[ABOUT THIS EXERCISE]
Only the lines from the one containing "Read all visible content and emit it as JSON." to the end of the records should be given again, word for word and in full.

[DATA FOR REVIEW]
╭──

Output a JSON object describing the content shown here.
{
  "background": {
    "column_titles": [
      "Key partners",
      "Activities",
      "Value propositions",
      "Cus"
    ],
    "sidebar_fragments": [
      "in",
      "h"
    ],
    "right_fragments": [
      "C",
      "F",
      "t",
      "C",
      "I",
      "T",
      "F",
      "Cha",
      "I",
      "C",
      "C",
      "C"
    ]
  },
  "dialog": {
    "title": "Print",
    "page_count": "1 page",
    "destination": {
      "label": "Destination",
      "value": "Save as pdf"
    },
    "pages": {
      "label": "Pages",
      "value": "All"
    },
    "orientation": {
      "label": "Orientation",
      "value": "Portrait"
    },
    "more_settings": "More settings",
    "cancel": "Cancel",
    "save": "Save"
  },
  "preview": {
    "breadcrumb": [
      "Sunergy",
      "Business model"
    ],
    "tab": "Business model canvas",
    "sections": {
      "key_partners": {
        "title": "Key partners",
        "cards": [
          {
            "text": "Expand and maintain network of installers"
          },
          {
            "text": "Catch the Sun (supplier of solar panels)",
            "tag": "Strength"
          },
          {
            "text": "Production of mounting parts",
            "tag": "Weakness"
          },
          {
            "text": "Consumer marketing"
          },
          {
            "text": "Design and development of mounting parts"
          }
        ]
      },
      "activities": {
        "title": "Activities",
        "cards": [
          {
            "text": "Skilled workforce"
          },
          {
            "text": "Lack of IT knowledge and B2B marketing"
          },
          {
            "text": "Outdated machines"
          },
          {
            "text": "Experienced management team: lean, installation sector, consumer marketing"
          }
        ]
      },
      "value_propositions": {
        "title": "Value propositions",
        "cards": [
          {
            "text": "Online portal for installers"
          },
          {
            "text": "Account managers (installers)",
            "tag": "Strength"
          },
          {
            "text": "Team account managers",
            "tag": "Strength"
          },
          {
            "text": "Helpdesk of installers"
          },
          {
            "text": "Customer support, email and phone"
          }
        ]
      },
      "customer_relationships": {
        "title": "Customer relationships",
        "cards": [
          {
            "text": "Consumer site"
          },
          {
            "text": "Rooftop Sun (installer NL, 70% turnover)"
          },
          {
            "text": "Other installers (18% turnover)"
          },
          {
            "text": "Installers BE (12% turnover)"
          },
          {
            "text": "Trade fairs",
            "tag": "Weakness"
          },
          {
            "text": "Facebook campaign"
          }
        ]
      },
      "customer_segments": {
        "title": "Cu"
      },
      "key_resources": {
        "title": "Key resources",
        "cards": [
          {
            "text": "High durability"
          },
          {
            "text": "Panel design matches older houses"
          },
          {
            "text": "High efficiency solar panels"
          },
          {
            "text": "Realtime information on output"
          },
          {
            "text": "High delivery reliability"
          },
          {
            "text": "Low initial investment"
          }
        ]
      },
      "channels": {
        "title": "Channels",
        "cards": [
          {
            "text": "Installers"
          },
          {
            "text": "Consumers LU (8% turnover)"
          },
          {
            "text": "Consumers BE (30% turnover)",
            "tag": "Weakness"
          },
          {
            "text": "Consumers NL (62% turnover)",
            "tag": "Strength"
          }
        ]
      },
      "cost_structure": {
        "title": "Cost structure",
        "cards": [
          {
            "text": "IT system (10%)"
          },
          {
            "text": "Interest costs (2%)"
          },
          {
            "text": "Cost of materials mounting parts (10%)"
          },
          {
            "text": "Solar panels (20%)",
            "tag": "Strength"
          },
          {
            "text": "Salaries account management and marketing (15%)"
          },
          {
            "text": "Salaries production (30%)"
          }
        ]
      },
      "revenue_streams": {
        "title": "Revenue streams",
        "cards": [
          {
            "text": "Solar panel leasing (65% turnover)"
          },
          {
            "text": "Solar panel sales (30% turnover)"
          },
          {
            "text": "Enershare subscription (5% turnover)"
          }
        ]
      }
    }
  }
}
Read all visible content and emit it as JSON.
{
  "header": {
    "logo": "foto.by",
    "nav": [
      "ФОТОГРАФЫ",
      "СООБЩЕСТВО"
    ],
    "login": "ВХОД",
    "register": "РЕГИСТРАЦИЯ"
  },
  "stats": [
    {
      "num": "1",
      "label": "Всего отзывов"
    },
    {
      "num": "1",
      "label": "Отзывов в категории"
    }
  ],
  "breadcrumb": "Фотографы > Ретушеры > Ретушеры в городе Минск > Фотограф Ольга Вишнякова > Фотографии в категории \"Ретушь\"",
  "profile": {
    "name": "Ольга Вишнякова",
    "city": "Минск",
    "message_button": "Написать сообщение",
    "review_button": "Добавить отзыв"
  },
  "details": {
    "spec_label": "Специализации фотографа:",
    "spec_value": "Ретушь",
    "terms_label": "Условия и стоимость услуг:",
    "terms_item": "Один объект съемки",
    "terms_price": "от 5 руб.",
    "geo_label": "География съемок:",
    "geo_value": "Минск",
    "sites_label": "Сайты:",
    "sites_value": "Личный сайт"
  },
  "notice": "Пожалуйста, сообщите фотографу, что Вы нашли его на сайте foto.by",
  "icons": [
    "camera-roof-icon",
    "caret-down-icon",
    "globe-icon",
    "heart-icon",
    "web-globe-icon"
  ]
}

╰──

[ANSWER BELOW]
Read all visible content and emit it as JSON.
{
  "header": {
    "logo": "foto.by",
    "nav": [
      "ФОТОГРАФЫ",
      "СООБЩЕСТВО"
    ],
    "login": "ВХОД",
    "register": "РЕГИСТРАЦИЯ"
  },
  "stats": [
    {
      "num": "1",
      "label": "Всего отзывов"
    },
    {
      "num": "1",
      "label": "Отзывов в категории"
    }
  ],
  "breadcrumb": "Фотографы > Ретушеры > Ретушеры в городе Минск > Фотограф Ольга Вишнякова > Фотографии в категории \"Ретушь\"",
  "profile": {
    "name": "Ольга Вишнякова",
    "city": "Минск",
    "message_button": "Написать сообщение",
    "review_button": "Добавить отзыв"
  },
  "details": {
    "spec_label": "Специализации фотографа:",
    "spec_value": "Ретушь",
    "terms_label": "Условия и стоимость услуг:",
    "terms_item": "Один объект съемки",
    "terms_price": "от 5 руб.",
    "geo_label": "География съемок:",
    "geo_value": "Минск",
    "sites_label": "Сайты:",
    "sites_value": "Личный сайт"
  },
  "notice": "Пожалуйста, сообщите фотографу, что Вы нашли его на сайте foto.by",
  "icons": [
    "camera-roof-icon",
    "caret-down-icon",
    "globe-icon",
    "heart-icon",
    "web-globe-icon"
  ]
}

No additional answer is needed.